Doing ten minutes of prep work when you bring the groceries home will save you time later on and you will thank yourself when you are hit with a snack attack.
Try cutting carrot and celery sticks and storing them in a jar of water, cutting melons and pineapples and having them ready to go for a quick option. Another way the recycled jar comes in handy is that they are perfect to transport your prepared fruit or salad for a quick on the go nibble.
Prepping some fruit and vegetables for the freezer can be a god send, having prepared vegetable when you need to make a meal in a hurry.
6. Don’t over shop.
Everyone loves a bargain but if you see five kilos of carrots for the price of two and don’t plan on using them in every salad, juice, soup or smoothie for the rest of the week, then you should probably go for the “less is more” approach. Always try to keep in mind how much of an item you generally use over your shopping cycle.
This is where stock taking and being aware of what’s in you fridge come the end of the week really helps.

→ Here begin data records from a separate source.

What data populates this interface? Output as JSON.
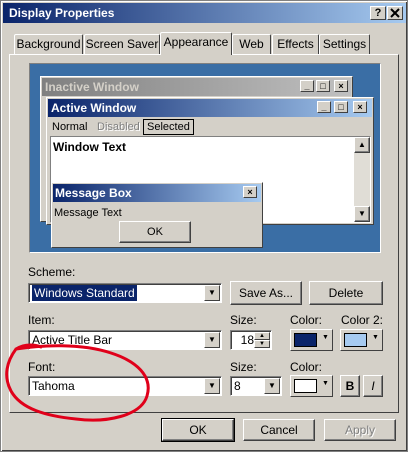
{
  "window": {
    "title": "Display Properties",
    "help_button": "?",
    "close_button": "X"
  },
  "tabs": [
    {
      "label": "Background",
      "active": false
    },
    {
      "label": "Screen Saver",
      "active": false
    },
    {
      "label": "Appearance",
      "active": true
    },
    {
      "label": "Web",
      "active": false
    },
    {
      "label": "Effects",
      "active": false
    },
    {
      "label": "Settings",
      "active": false
    }
  ],
  "preview": {
    "inactive_window_title": "Inactive Window",
    "active_window_title": "Active Window",
    "menu_items": [
      "Normal",
      "Disabled",
      "Selected"
    ],
    "window_text": "Window Text",
    "message_box_title": "Message Box",
    "message_text": "Message Text",
    "ok_label": "OK",
    "colors": {
      "desktop": "#3a6ea5",
      "active_title": "#0a246a",
      "inactive_title": "#808080",
      "selected_menu_border": "#000000"
    }
  },
  "scheme": {
    "label": "Scheme:",
    "value": "Windows Standard",
    "save_as_label": "Save As...",
    "delete_label": "Delete"
  },
  "item": {
    "label": "Item:",
    "value": "Active Title Bar",
    "size_label": "Size:",
    "size_value": "18",
    "color_label": "Color:",
    "color_value": "#0a246a",
    "color2_label": "Color 2:",
    "color2_value": "#a6caf0"
  },
  "font": {
    "label": "Font:",
    "value": "Tahoma",
    "size_label": "Size:",
    "size_value": "8",
    "color_label": "Color:",
    "color_value": "#ffffff",
    "bold_label": "B",
    "italic_label": "I"
  },
  "buttons": {
    "ok": "OK",
    "cancel": "Cancel",
    "apply": "Apply"
  },
  "annotation": {
    "color": "#e0001a",
    "shape": "freehand-circle"
  }
}
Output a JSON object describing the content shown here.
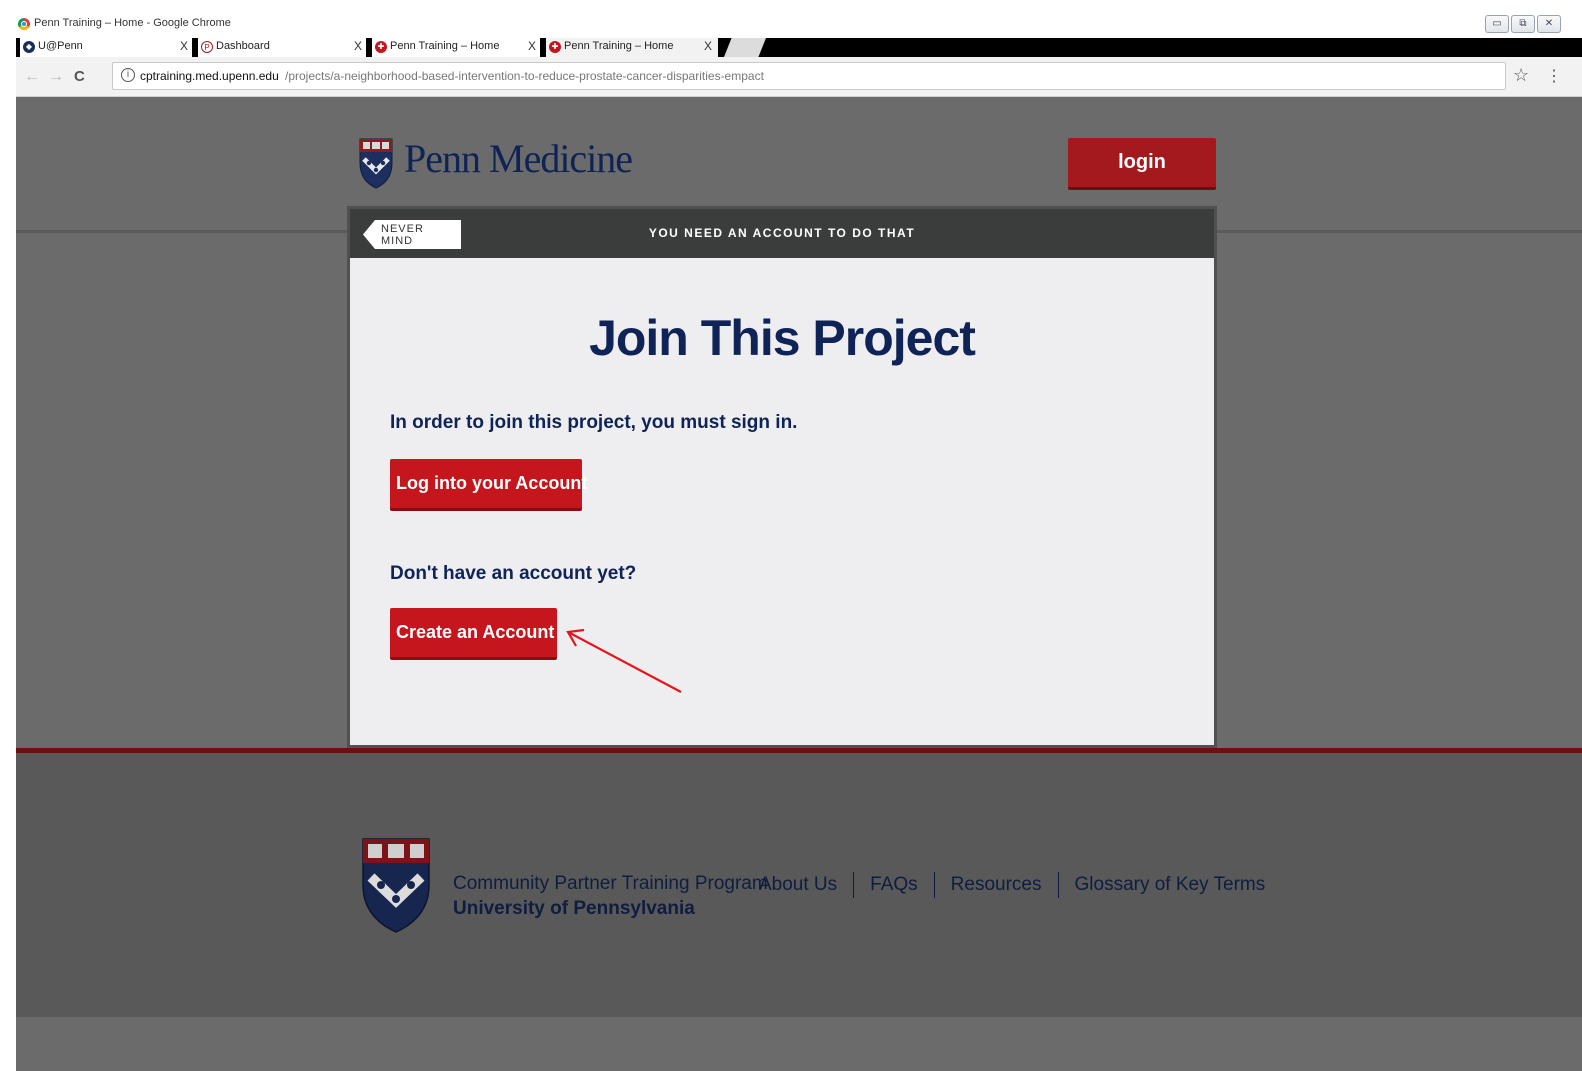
{
  "window": {
    "title": "Penn Training – Home - Google Chrome",
    "minimize_glyph": "▭",
    "maximize_glyph": "⧉",
    "close_glyph": "✕"
  },
  "tabs": [
    {
      "label": "U@Penn",
      "close": "X",
      "favicon": "penn-shield-icon"
    },
    {
      "label": "Dashboard",
      "close": "X",
      "favicon": "p-logo-icon"
    },
    {
      "label": "Penn Training – Home",
      "close": "X",
      "favicon": "penn-globe-icon"
    },
    {
      "label": "Penn Training – Home",
      "close": "X",
      "favicon": "penn-globe-icon",
      "active": true
    }
  ],
  "toolbar": {
    "back_glyph": "←",
    "forward_glyph": "→",
    "reload_glyph": "C",
    "info_glyph": "i",
    "url_domain": "cptraining.med.upenn.edu",
    "url_path": "/projects/a-neighborhood-based-intervention-to-reduce-prostate-cancer-disparities-empact",
    "star_glyph": "☆",
    "menu_glyph": "⋮"
  },
  "header": {
    "brand": "Penn Medicine",
    "login_label": "login"
  },
  "modal": {
    "back_label": "NEVER MIND",
    "header_text": "YOU NEED AN ACCOUNT TO DO THAT",
    "title": "Join This Project",
    "instruction": "In order to join this project, you must sign in.",
    "login_button": "Log into your Account",
    "no_account_text": "Don't have an account yet?",
    "create_button": "Create an Account"
  },
  "footer": {
    "program": "Community Partner Training Program",
    "university": "University of Pennsylvania",
    "links": [
      "About Us",
      "FAQs",
      "Resources",
      "Glossary of Key Terms"
    ]
  },
  "colors": {
    "penn_red": "#c4161c",
    "penn_navy": "#0f2356",
    "overlay_gray": "#6b6b6b",
    "annotation_arrow": "#e8141c"
  }
}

If you find that you always have certain foods left over or you are having to throw out things before you can consume them, then reevaluating the amount you buy can help to reduce waste while saving you time and money.
It sounds simple but it’s a common mistake that most households make and nobody wants to see their hard earned money being thrown out.

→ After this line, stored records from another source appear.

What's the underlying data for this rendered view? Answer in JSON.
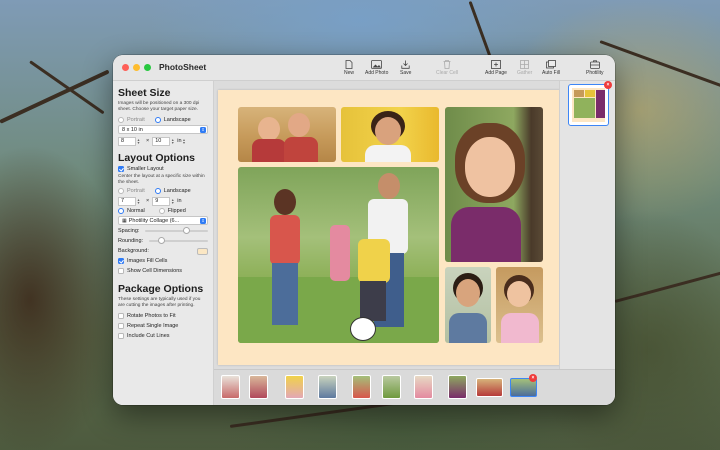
{
  "window": {
    "title": "PhotoSheet"
  },
  "toolbar": {
    "new": "New",
    "add_photo": "Add Photo",
    "save": "Save",
    "clear_cell": "Clear Cell",
    "add_page": "Add Page",
    "gather": "Gather",
    "auto_fill": "Auto Fill",
    "photility": "Photility"
  },
  "sidebar": {
    "sheet_size": {
      "title": "Sheet Size",
      "hint": "Images will be positioned on a 300 dpi sheet. Choose your target paper size.",
      "portrait": "Portrait",
      "landscape": "Landscape",
      "paper": "8 x 10 in",
      "width": "8",
      "times": "×",
      "height": "10",
      "unit": "in"
    },
    "layout_options": {
      "title": "Layout Options",
      "smaller_layout": "Smaller Layout",
      "hint": "Center the layout at a specific size within the sheet.",
      "portrait": "Portrait",
      "landscape": "Landscape",
      "width": "7",
      "times": "×",
      "height": "9",
      "unit": "in",
      "normal": "Normal",
      "flipped": "Flipped",
      "template": "Photility Collage (6...",
      "spacing": "Spacing:",
      "rounding": "Rounding:",
      "background": "Background:",
      "images_fill_cells": "Images Fill Cells",
      "show_cell_dimensions": "Show Cell Dimensions"
    },
    "package_options": {
      "title": "Package Options",
      "hint": "These settings are typically used if you are cutting the images after printing.",
      "rotate": "Rotate Photos to Fit",
      "repeat": "Repeat Single Image",
      "cut_lines": "Include Cut Lines"
    }
  },
  "pages": {
    "remove_badge": "×"
  },
  "filmstrip": {
    "remove_badge": "×"
  },
  "colors": {
    "accent": "#2f7bf5",
    "sheet_background": "#fde6c3",
    "badge": "#ef3b3b"
  }
}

6. Ugly food is beautiful
When things are starting to look a bit floppy or soft it doesn’t mean that is the end for them. We have come a long way as a society but we have been feed the idea of perfect looking food for so long that we happily throw out food that has so much more to give,
You can’t tell that the apple had a bruise when it’s in your juice, that floppy carrot will still make an excellent addition to your stock, throwing together a plate full of vegetable for dinner because you have to use what’s losing freshness isn’t lazy cooking its smart and delicious!
Changing our ideas of what perfect food should look like can have a huge impact on the way we shop and how much we get from the food we buy.
7. Freezer is your friend
The humble freezer once only used to store your leftovers or a sneaky tub of ice cream can be one of your best friends.
I freeze all of my fresh fruit and vegetable scraps in a container to use for stocks at the end of the week.
Freezing fruit for smoothies and nice-creams, or extra vegetables like ginger, chili, asparagus, carrots, cauliflower, greens (spinach and broccoli), mushroom, zucchinis and so many others can be frozen with little to no effort and last for months
8. Break the “rules”
Everybody loves a rebel. Nobody knows your food habits like you do.
Personally I love a cold tomato so I keep my tomatoes in the fridge, I don’t keep lids on my berries because they disappear faster when everyone in our household can walk past and grab a handful.
Using the crisper is great for keeping food fresh but food can get lost in the bottom if you know you are going to forget about certain foods keep them on a shelf in clear view. Sure they might not last as long but if you are more likely to use them it really doesn’t matter.
Figuring out a system that works for you might not necessarily fit within “rule” as long as you are storing food safely there is no real right way to do it.
In a perfect world everybody would only buy and consume what they needed eliminating unnecessary food waste completely. While that might be a wild dream we can all do our part to minimize our effects on the planet and take charge of our health with a whole food plant based diet.
Utilizing your fridge to make it work for you and taking steps to understand your food consumption is a great step in the right direct and the benefits will speak for themselves.